CAMDEN — Blood sugar control, exercise, and taking medication as directed are among the most important steps to managing diabetes every day, but patients aren’t alone in trying to adhere to healthy behaviors.
Kristin August, an assistant professor of psychology at Rutgers–Camden, is studying how a patient’s social network — a spouse, family, and friends — play a part in diabetes management.
“Because most research to date has focused on social support, how social control — or efforts to regulate a person’s behavior when they are unable to do it themselves — influences health is a new direction for this field. It’s exciting because there are a lot of questions that have yet to be answered,” August says.
August focuses her work on how families, particularly couples, work together to manage diabetes. In the United States, more than 25 million adults age 20 or older has diabetes, according to the American Diabetes Association.
August says married patients have come to expect that their spouses be involved in the daily management of the chronic disease.
“Spouses are very involved in their partners’ diabetes management. Usually, they help through both social support and control efforts aimed at improving adherence,” August says.
Prior research has shown that some patients are unlikely to adhere to many aspects of their regimen because diabetes requires a patient’s constant attention to dietary choices and other health behaviors important for successful diabetes management. Therefore, spouses become directly involved in monitoring their partners’ diabetes management.
“Spousal involvement can include persuading them or reminding them to adhere to healthy behaviors, and even criticizing them when they don’t adhere,” August says.
What’s missing from current research, however, is how members of a patient’s extended family, friends, and health care providers are involved in diabetes management and how they influence healthy behaviors among individuals from various backgrounds, she says.
August is performing a study to determine the appropriate norms for social network involvement in diabetes management and how these norms differ by age, gender, and race. The study further seeks to understand how these norms influence health status, health behaviors, and emotional responses to such involvement.
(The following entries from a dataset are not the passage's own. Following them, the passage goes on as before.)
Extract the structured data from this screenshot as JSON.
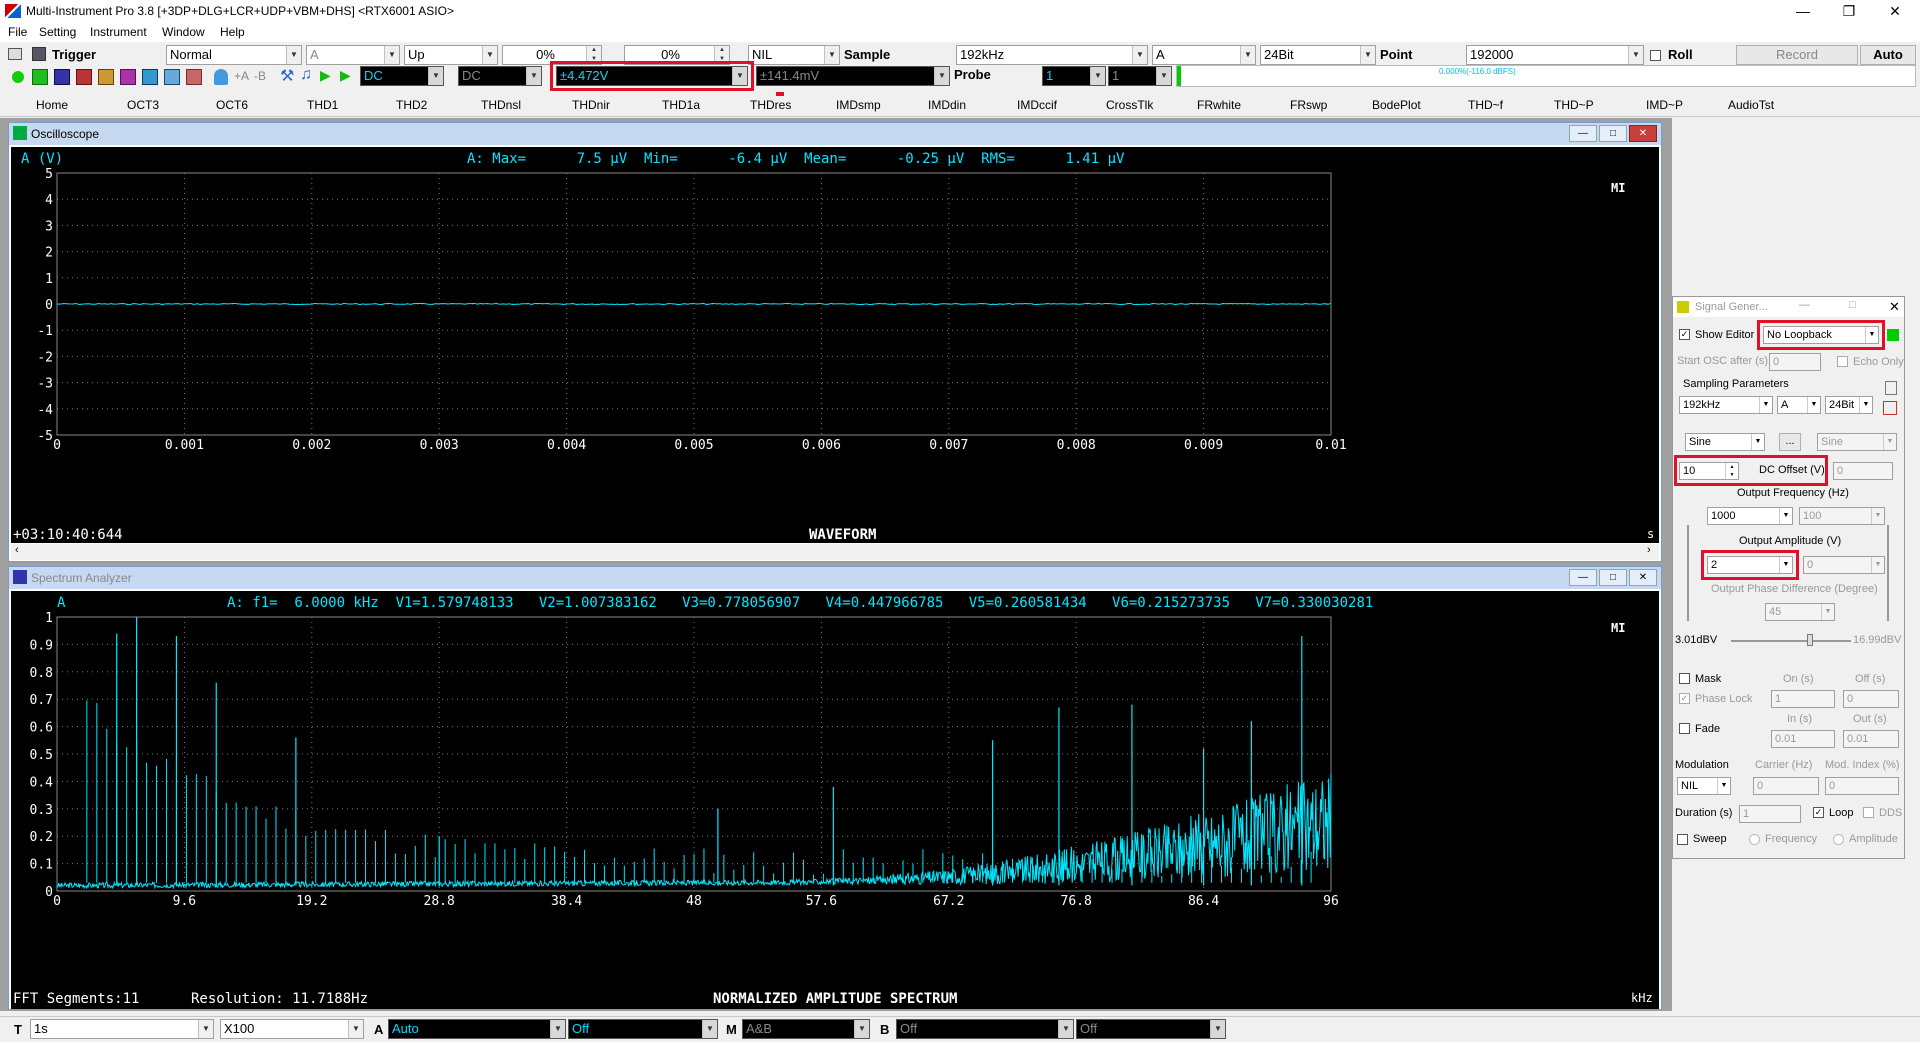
{
  "titlebar": {
    "title": "Multi-Instrument Pro 3.8    [+3DP+DLG+LCR+UDP+VBM+DHS]    <RTX6001 ASIO>"
  },
  "menu": [
    "File",
    "Setting",
    "Instrument",
    "Window",
    "Help"
  ],
  "toolbar1": {
    "trigger_label": "Trigger",
    "trigger_mode": "Normal",
    "trigger_channel": "A",
    "trigger_edge": "Up",
    "trigger_level": "0%",
    "trigger_delay": "0%",
    "window_func": "NIL",
    "sample_label": "Sample",
    "sample_rate": "192kHz",
    "channel": "A",
    "bit_depth": "24Bit",
    "point_label": "Point",
    "points": "192000",
    "roll_label": "Roll",
    "record_label": "Record",
    "auto_label": "Auto"
  },
  "toolbar2": {
    "coupling_a": "DC",
    "coupling_b": "DC",
    "range_a": "±4.472V",
    "range_b": "±141.4mV",
    "probe_label": "Probe",
    "probe_a": "1",
    "probe_b": "1",
    "level_readout": "0.000%(-116.0 dBFS)"
  },
  "tabs": [
    "Home",
    "OCT3",
    "OCT6",
    "THD1",
    "THD2",
    "THDnsl",
    "THDnir",
    "THD1a",
    "THDres",
    "IMDsmp",
    "IMDdin",
    "IMDccif",
    "CrossTlk",
    "FRwhite",
    "FRswp",
    "BodePlot",
    "THD~f",
    "THD~P",
    "IMD~P",
    "AudioTst"
  ],
  "oscilloscope": {
    "title": "Oscilloscope",
    "channel_label": "A  (V)",
    "stats": "A: Max=      7.5 μV  Min=      -6.4 μV  Mean=      -0.25 μV  RMS=      1.41 μV",
    "brand": "MI",
    "timestamp": "+03:10:40:644",
    "mode_label": "WAVEFORM",
    "x_unit": "s"
  },
  "spectrum": {
    "title": "Spectrum Analyzer",
    "channel_label": "A",
    "stats": "A: f1=  6.0000 kHz  V1=1.579748133   V2=1.007383162   V3=0.778056907   V4=0.447966785   V5=0.260581434   V6=0.215273735   V7=0.330030281",
    "brand": "MI",
    "fft_segments": "FFT Segments:11",
    "resolution": "Resolution: 11.7188Hz",
    "mode_label": "NORMALIZED AMPLITUDE SPECTRUM",
    "x_unit": "kHz"
  },
  "chart_data": [
    {
      "type": "line",
      "title": "",
      "xlabel": "WAVEFORM",
      "ylabel": "A (V)",
      "xlim": [
        0,
        0.01
      ],
      "ylim": [
        -5,
        5
      ],
      "x_ticks": [
        "0",
        "0.001",
        "0.002",
        "0.003",
        "0.004",
        "0.005",
        "0.006",
        "0.007",
        "0.008",
        "0.009",
        "0.01"
      ],
      "y_ticks": [
        "5",
        "4",
        "3",
        "2",
        "1",
        "0",
        "-1",
        "-2",
        "-3",
        "-4",
        "-5"
      ],
      "grid": true,
      "series": [
        {
          "x": [
            0,
            0.01
          ],
          "values": [
            0,
            0
          ]
        }
      ]
    },
    {
      "type": "line",
      "title": "",
      "xlabel": "NORMALIZED AMPLITUDE SPECTRUM",
      "ylabel": "",
      "xlim": [
        0,
        96
      ],
      "ylim": [
        0,
        1
      ],
      "x_ticks": [
        "0",
        "9.6",
        "19.2",
        "28.8",
        "38.4",
        "48",
        "57.6",
        "67.2",
        "76.8",
        "86.4",
        "96"
      ],
      "y_ticks": [
        "1",
        "0.9",
        "0.8",
        "0.7",
        "0.6",
        "0.5",
        "0.4",
        "0.3",
        "0.2",
        "0.1",
        "0"
      ],
      "grid": true,
      "peaks_x_khz": [
        4.5,
        6.0,
        9.0,
        12.0,
        18.0,
        28.8,
        49.8,
        58.5,
        70.5,
        75.5,
        81.0,
        86.4,
        90.0,
        93.8
      ],
      "peaks_y": [
        0.94,
        1.0,
        0.93,
        0.76,
        0.56,
        0.2,
        0.3,
        0.38,
        0.55,
        0.67,
        0.68,
        0.52,
        0.62,
        0.93
      ]
    }
  ],
  "signal_generator": {
    "title": "Signal Gener...",
    "show_editor_label": "Show Editor",
    "loopback": "No Loopback",
    "start_osc_label": "Start OSC after (s)",
    "start_osc_value": "0",
    "echo_only_label": "Echo Only",
    "sampling_label": "Sampling Parameters",
    "sample_rate": "192kHz",
    "channel": "A",
    "bit_depth": "24Bit",
    "waveform_a": "Sine",
    "waveform_b": "Sine",
    "more_label": "...",
    "dc_offset_value": "10",
    "dc_offset_label": "DC Offset (V)",
    "dc_offset_b": "0",
    "freq_label": "Output Frequency (Hz)",
    "freq_a": "1000",
    "freq_b": "100",
    "amp_label": "Output Amplitude (V)",
    "amp_a": "2",
    "amp_b": "0",
    "phase_label": "Output Phase Difference (Degree)",
    "phase_value": "45",
    "level_left": "3.01dBV",
    "level_right": "16.99dBV",
    "mask_label": "Mask",
    "on_label": "On (s)",
    "off_label": "Off (s)",
    "phase_lock_label": "Phase Lock",
    "on_value": "1",
    "off_value": "0",
    "fade_label": "Fade",
    "in_label": "In (s)",
    "out_label": "Out (s)",
    "in_value": "0.01",
    "out_value": "0.01",
    "modulation_label": "Modulation",
    "carrier_label": "Carrier (Hz)",
    "mod_index_label": "Mod. Index (%)",
    "modulation_value": "NIL",
    "carrier_value": "0",
    "mod_index_value": "0",
    "duration_label": "Duration (s)",
    "duration_value": "1",
    "loop_label": "Loop",
    "dds_label": "DDS",
    "sweep_label": "Sweep",
    "frequency_label": "Frequency",
    "amplitude_label": "Amplitude"
  },
  "statusbar": {
    "t_label": "T",
    "time_value": "1s",
    "multiplier": "X100",
    "a_label": "A",
    "a_mode": "Auto",
    "a_value": "Off",
    "m_label": "M",
    "m_value": "A&B",
    "b_label": "B",
    "b_mode": "Off",
    "b_value": "Off"
  }
}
“We want to find out what expectations patients have of others while managing diabetes and how that involvement impacts health behaviors and psychological well-being,” August says. “I’m hoping that policymakers and clinicians will see my work and more effectively design psychosocial interventions to help individuals manage diabetes.”
August is seeking participants for her study from the Philadelphia and South Jersey areas. They must be age 45 years or older, be diagnosed with type 2 diabetes by a health care provider, and regularly see a health care provider for diabetes care.
Participants will receive $20 for their participation and be entered into a drawing for an additional $100. To participate in the study, call (856) 225-6784 or email firstname.lastname@example.org.
A Moorestown resident, August earned her bachelor’s degree from Michigan State University and her doctoral degree and postdoctoral training from the University of California–Irvine.
She is the author of various published articles, including “Cost and beliefs: Understanding individual and neighborhood level correlates of medication nonadherence among Mexican Americans with type 2 diabetes,” published in Health Psychology.
Her forthcoming article, “Spousal involvement in their partners’ diabetes management: Associations with spouse stress and perceived marital quality,” will be published in the Journal of Family Psychology.